** Dataset records follows **

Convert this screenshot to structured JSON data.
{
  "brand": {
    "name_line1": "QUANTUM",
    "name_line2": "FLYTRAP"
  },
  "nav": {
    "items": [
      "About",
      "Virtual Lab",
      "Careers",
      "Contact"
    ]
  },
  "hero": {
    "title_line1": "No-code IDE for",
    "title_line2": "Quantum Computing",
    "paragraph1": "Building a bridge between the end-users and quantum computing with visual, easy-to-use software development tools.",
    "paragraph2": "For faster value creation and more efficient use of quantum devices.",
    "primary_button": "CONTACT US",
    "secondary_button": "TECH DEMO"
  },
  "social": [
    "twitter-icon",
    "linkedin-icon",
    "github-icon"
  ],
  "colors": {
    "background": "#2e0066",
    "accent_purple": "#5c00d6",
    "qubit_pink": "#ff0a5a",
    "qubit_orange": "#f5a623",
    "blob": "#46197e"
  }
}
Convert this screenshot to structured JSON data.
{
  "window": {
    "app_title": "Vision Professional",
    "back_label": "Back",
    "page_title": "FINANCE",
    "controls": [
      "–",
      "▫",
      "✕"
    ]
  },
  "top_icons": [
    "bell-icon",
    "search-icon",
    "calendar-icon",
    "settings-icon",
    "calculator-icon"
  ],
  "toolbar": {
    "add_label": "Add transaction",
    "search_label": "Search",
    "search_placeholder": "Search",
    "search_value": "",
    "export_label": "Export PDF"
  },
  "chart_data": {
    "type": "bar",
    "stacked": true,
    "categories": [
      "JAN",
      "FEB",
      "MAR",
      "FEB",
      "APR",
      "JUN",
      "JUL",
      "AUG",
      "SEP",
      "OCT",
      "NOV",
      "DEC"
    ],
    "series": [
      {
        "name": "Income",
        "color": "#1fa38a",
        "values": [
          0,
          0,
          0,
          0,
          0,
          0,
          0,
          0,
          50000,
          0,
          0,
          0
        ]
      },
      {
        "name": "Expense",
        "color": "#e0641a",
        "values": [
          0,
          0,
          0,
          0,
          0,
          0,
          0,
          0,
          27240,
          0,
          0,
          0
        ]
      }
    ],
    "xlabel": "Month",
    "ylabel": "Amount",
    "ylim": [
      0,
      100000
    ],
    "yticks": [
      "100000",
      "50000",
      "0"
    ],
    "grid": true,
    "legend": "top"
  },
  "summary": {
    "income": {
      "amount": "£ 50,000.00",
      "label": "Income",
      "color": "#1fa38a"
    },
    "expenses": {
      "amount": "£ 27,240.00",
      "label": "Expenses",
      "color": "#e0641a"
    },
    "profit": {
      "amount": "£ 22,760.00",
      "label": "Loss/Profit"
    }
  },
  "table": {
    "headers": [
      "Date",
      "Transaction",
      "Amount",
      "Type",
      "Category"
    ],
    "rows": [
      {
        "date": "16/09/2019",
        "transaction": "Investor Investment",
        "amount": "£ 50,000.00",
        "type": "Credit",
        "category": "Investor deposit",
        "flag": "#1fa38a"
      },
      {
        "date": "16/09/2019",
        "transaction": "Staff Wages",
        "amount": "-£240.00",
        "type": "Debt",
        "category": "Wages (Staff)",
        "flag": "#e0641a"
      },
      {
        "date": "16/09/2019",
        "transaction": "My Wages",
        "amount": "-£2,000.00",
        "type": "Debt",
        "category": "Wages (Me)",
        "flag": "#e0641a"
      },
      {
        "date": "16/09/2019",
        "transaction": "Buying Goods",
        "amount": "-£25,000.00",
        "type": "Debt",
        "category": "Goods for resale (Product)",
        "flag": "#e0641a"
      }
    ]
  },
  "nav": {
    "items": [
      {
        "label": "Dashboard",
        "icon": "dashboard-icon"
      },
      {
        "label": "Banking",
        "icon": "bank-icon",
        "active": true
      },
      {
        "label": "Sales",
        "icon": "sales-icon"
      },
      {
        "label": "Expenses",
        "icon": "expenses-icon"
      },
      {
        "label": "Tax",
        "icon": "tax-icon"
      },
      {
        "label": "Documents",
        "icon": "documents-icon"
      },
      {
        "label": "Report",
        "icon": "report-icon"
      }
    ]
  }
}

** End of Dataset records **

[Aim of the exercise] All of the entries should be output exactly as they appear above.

[Result for this exercise]
Convert this screenshot to structured JSON data.
{
  "brand": {
    "name_line1": "QUANTUM",
    "name_line2": "FLYTRAP"
  },
  "nav": {
    "items": [
      "About",
      "Virtual Lab",
      "Careers",
      "Contact"
    ]
  },
  "hero": {
    "title_line1": "No-code IDE for",
    "title_line2": "Quantum Computing",
    "paragraph1": "Building a bridge between the end-users and quantum computing with visual, easy-to-use software development tools.",
    "paragraph2": "For faster value creation and more efficient use of quantum devices.",
    "primary_button": "CONTACT US",
    "secondary_button": "TECH DEMO"
  },
  "social": [
    "twitter-icon",
    "linkedin-icon",
    "github-icon"
  ],
  "colors": {
    "background": "#2e0066",
    "accent_purple": "#5c00d6",
    "qubit_pink": "#ff0a5a",
    "qubit_orange": "#f5a623",
    "blob": "#46197e"
  }
}
Convert this screenshot to structured JSON data.
{
  "window": {
    "app_title": "Vision Professional",
    "back_label": "Back",
    "page_title": "FINANCE",
    "controls": [
      "–",
      "▫",
      "✕"
    ]
  },
  "top_icons": [
    "bell-icon",
    "search-icon",
    "calendar-icon",
    "settings-icon",
    "calculator-icon"
  ],
  "toolbar": {
    "add_label": "Add transaction",
    "search_label": "Search",
    "search_placeholder": "Search",
    "search_value": "",
    "export_label": "Export PDF"
  },
  "chart_data": {
    "type": "bar",
    "stacked": true,
    "categories": [
      "JAN",
      "FEB",
      "MAR",
      "FEB",
      "APR",
      "JUN",
      "JUL",
      "AUG",
      "SEP",
      "OCT",
      "NOV",
      "DEC"
    ],
    "series": [
      {
        "name": "Income",
        "color": "#1fa38a",
        "values": [
          0,
          0,
          0,
          0,
          0,
          0,
          0,
          0,
          50000,
          0,
          0,
          0
        ]
      },
      {
        "name": "Expense",
        "color": "#e0641a",
        "values": [
          0,
          0,
          0,
          0,
          0,
          0,
          0,
          0,
          27240,
          0,
          0,
          0
        ]
      }
    ],
    "xlabel": "Month",
    "ylabel": "Amount",
    "ylim": [
      0,
      100000
    ],
    "yticks": [
      "100000",
      "50000",
      "0"
    ],
    "grid": true,
    "legend": "top"
  },
  "summary": {
    "income": {
      "amount": "£ 50,000.00",
      "label": "Income",
      "color": "#1fa38a"
    },
    "expenses": {
      "amount": "£ 27,240.00",
      "label": "Expenses",
      "color": "#e0641a"
    },
    "profit": {
      "amount": "£ 22,760.00",
      "label": "Loss/Profit"
    }
  },
  "table": {
    "headers": [
      "Date",
      "Transaction",
      "Amount",
      "Type",
      "Category"
    ],
    "rows": [
      {
        "date": "16/09/2019",
        "transaction": "Investor Investment",
        "amount": "£ 50,000.00",
        "type": "Credit",
        "category": "Investor deposit",
        "flag": "#1fa38a"
      },
      {
        "date": "16/09/2019",
        "transaction": "Staff Wages",
        "amount": "-£240.00",
        "type": "Debt",
        "category": "Wages (Staff)",
        "flag": "#e0641a"
      },
      {
        "date": "16/09/2019",
        "transaction": "My Wages",
        "amount": "-£2,000.00",
        "type": "Debt",
        "category": "Wages (Me)",
        "flag": "#e0641a"
      },
      {
        "date": "16/09/2019",
        "transaction": "Buying Goods",
        "amount": "-£25,000.00",
        "type": "Debt",
        "category": "Goods for resale (Product)",
        "flag": "#e0641a"
      }
    ]
  },
  "nav": {
    "items": [
      {
        "label": "Dashboard",
        "icon": "dashboard-icon"
      },
      {
        "label": "Banking",
        "icon": "bank-icon",
        "active": true
      },
      {
        "label": "Sales",
        "icon": "sales-icon"
      },
      {
        "label": "Expenses",
        "icon": "expenses-icon"
      },
      {
        "label": "Tax",
        "icon": "tax-icon"
      },
      {
        "label": "Documents",
        "icon": "documents-icon"
      },
      {
        "label": "Report",
        "icon": "report-icon"
      }
    ]
  }
}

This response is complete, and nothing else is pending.